Ever since the U.S. withdrawal from Nuristan province, there has been a lot of talk about how al Qaeda and the Taliban will set up shop in the area. And to an extent, that has happened: there are undoubtedly more Taliban and al Qaeda there, and our insistence on paving roads means they have an easier time of moving around than ever before. But that doesn’t mean the province is under the exclusive control of the Taliban.
Yesterday, hundreds of insurgents attacked the provincial capital Nuristan, Parun.
Nuristan province police chief, Gen. Shams-ul Rahman Zahid, said about 400 Taliban fighters launched their assault at dawn, striking government security outposts around a base housing reserve police units some 11 miles (18 kilometers) south of the provincial capital of Parun…
In Kabul, the Afghan military said it would not send reinforcements, while NATO claimed to know nothing about the attacks. There are few coalition or Afghan Army troops in mountainous Nuristan, near the Pakistan border. Asked why he wasn’t dispatching troops, Azimi said that at this point the police were still holding their ground. He said the Afghan army does not have troops stationed in Nuristan because it doesn’t have the personnel available to cover the remote area.

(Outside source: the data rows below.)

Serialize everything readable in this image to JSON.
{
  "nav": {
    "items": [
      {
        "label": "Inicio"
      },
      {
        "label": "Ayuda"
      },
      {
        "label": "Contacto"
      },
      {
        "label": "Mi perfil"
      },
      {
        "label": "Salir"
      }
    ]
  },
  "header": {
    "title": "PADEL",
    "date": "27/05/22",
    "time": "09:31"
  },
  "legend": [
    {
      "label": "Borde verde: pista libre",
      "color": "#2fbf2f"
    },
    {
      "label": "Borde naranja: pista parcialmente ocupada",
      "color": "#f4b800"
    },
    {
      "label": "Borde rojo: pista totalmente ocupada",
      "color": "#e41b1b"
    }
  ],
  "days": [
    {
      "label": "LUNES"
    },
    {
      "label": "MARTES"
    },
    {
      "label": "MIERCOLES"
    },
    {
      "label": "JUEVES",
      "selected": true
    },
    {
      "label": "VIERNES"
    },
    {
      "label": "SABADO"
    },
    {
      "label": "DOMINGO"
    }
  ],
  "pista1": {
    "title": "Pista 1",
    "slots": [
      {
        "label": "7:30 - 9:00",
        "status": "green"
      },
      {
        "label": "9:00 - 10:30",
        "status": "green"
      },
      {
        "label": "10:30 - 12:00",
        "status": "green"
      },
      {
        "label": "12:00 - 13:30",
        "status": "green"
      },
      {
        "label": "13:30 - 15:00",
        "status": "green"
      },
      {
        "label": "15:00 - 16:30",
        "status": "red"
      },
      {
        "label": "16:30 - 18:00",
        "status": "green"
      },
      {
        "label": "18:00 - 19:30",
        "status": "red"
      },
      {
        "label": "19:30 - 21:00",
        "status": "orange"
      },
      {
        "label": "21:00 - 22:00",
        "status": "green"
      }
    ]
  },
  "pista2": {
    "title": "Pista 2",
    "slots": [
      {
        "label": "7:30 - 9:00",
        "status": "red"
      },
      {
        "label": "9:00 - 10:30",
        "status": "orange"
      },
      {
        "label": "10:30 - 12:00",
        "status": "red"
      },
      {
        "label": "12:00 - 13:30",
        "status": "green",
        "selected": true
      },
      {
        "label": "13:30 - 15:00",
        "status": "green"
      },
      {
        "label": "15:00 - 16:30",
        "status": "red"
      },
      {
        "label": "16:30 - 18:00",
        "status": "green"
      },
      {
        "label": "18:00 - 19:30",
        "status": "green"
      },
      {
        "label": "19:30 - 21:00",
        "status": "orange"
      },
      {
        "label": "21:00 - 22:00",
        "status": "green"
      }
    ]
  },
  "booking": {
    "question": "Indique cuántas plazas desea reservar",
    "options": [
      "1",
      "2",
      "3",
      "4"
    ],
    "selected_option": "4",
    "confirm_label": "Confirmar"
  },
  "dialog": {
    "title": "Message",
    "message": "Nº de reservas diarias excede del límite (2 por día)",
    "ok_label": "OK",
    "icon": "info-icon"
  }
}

Things are not especially pretty in Nuristan, but it’s important that the small police force in Parun was able to hold their ground without any reinforcement from either the central government or from ISAF. While the Ministry of the Interior has a problem fielding enough personnel to cover the area controlled by the Taliban, incidents like this indicate that allowing the Afghans to stand or fall on their own is not an instant death sentence. Rather, it shows that, placed in charge of their own destiny, they actually do stand a chance.